━━ Recorded information ━━
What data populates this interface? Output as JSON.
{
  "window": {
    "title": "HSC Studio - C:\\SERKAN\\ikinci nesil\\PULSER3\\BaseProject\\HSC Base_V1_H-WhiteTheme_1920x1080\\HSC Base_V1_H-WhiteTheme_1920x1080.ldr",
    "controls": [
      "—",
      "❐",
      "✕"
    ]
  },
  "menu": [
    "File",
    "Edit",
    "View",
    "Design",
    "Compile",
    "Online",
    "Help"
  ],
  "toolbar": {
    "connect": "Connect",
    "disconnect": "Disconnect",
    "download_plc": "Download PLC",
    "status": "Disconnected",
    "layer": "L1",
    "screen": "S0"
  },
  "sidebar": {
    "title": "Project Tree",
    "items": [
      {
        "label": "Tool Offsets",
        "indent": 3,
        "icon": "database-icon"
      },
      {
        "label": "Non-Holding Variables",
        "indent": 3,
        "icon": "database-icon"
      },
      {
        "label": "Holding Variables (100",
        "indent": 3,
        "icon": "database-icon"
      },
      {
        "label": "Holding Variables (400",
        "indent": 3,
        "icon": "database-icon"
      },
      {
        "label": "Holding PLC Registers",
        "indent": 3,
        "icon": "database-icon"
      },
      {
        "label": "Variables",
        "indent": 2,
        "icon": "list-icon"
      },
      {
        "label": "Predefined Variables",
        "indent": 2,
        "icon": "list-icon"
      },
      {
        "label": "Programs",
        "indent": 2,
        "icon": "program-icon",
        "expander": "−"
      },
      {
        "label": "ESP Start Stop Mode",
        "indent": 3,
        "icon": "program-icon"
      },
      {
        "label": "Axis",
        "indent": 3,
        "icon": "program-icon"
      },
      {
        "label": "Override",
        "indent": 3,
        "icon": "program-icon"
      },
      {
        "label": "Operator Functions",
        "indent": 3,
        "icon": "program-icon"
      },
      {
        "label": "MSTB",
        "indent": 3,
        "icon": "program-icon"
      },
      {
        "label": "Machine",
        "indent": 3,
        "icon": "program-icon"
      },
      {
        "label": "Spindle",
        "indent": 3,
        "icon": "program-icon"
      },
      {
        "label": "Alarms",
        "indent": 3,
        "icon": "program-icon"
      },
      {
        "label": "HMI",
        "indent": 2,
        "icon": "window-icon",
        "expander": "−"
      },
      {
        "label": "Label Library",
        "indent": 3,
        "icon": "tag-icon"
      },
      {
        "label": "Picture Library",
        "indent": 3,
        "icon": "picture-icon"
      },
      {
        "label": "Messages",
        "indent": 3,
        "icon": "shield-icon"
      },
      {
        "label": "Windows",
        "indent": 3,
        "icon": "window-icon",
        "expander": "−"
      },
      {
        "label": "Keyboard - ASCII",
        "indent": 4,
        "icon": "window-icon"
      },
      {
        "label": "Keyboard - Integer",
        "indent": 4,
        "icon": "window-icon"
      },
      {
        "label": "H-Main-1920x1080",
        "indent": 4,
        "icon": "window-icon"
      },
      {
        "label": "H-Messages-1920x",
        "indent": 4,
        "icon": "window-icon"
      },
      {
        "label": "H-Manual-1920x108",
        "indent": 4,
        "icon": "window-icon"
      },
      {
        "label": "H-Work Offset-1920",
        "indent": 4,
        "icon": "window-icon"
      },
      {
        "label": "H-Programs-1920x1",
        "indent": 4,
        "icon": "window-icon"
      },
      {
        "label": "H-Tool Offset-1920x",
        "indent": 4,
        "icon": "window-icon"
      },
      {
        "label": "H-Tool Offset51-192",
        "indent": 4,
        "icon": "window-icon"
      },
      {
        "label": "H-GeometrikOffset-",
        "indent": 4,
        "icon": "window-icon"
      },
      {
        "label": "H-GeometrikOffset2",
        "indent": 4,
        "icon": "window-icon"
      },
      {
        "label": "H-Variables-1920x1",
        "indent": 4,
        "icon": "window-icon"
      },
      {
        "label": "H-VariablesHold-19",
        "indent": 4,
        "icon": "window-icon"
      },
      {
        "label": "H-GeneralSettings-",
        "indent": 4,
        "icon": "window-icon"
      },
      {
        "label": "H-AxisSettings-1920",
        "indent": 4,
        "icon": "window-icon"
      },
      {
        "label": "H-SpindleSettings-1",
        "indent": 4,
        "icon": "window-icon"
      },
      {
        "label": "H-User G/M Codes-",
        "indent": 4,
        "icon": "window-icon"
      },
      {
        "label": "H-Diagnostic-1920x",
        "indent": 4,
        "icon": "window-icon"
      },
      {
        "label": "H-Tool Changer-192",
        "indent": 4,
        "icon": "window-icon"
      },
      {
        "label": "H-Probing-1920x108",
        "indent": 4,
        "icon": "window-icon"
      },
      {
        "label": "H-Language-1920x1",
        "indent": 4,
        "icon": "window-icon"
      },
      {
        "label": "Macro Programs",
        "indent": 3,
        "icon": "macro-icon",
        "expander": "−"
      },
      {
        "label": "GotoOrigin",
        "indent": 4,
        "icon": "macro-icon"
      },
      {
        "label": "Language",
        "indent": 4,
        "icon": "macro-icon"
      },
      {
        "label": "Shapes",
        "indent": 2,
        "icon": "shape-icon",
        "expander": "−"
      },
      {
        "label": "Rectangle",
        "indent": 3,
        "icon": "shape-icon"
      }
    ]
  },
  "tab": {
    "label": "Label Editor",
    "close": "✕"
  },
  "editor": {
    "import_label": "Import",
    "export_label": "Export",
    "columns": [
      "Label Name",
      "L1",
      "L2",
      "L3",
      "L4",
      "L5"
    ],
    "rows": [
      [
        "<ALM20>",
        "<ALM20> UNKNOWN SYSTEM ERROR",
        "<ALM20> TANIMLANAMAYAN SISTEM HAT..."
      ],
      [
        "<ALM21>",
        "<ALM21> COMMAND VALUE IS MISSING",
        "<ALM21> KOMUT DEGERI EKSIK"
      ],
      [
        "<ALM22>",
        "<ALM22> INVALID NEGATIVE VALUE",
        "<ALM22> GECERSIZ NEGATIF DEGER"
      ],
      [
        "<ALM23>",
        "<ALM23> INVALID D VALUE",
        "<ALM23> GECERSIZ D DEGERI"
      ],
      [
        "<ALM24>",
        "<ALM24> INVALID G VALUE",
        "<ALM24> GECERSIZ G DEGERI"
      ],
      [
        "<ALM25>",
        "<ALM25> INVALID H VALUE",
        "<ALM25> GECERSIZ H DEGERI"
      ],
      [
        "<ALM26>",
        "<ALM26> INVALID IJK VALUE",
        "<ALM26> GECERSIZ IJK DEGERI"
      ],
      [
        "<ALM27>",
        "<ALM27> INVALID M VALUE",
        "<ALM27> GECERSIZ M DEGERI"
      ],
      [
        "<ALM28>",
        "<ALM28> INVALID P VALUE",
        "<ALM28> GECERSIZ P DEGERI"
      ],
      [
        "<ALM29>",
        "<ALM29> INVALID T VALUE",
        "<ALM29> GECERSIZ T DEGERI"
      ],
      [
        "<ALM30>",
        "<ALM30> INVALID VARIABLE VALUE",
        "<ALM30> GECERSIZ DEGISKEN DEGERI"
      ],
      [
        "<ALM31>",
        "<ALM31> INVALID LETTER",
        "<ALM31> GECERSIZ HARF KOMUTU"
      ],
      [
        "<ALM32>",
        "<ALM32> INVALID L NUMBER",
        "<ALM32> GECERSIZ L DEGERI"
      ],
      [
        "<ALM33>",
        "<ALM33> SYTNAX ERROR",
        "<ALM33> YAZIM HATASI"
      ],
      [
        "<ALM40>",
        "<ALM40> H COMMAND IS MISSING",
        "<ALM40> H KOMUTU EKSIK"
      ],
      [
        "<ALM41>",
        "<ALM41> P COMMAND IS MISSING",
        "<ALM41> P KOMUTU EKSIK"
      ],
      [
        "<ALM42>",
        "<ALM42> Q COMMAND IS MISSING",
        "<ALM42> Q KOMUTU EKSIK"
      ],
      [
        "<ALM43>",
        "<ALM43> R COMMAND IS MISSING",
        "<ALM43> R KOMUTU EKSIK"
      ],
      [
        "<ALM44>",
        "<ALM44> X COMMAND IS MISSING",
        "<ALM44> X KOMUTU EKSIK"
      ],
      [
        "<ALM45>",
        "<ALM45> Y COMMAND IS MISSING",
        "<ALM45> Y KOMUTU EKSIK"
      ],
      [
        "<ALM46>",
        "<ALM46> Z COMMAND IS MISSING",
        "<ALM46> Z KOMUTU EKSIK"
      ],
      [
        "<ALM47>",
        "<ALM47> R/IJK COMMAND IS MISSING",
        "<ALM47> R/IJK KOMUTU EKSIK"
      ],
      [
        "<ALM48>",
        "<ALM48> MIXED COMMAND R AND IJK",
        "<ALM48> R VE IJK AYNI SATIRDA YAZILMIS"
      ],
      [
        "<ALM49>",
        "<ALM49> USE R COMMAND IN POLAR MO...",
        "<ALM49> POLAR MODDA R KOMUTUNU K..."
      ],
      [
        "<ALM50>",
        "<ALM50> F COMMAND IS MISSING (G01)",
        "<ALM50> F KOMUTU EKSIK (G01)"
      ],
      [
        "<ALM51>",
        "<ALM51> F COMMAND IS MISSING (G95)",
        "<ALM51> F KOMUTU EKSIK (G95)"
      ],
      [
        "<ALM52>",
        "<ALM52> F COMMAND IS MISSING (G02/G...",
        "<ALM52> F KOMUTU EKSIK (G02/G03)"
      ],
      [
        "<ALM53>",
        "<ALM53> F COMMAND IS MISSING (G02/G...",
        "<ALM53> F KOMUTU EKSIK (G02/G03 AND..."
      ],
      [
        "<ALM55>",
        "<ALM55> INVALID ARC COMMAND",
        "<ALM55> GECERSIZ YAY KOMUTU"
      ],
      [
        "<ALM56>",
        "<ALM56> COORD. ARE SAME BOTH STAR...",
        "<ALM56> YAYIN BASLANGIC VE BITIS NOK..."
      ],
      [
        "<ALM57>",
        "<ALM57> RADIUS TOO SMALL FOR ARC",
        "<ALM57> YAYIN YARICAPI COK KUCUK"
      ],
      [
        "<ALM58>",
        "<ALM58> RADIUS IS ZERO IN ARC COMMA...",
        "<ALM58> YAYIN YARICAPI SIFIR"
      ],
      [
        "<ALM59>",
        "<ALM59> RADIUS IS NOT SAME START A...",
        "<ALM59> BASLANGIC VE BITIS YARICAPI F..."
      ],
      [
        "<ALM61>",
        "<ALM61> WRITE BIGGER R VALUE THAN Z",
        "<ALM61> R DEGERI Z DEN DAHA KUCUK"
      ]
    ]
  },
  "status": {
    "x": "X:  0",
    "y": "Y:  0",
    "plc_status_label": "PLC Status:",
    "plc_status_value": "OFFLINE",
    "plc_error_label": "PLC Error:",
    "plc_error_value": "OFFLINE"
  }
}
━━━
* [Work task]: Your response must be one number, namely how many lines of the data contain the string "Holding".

* [Exercise result]: 4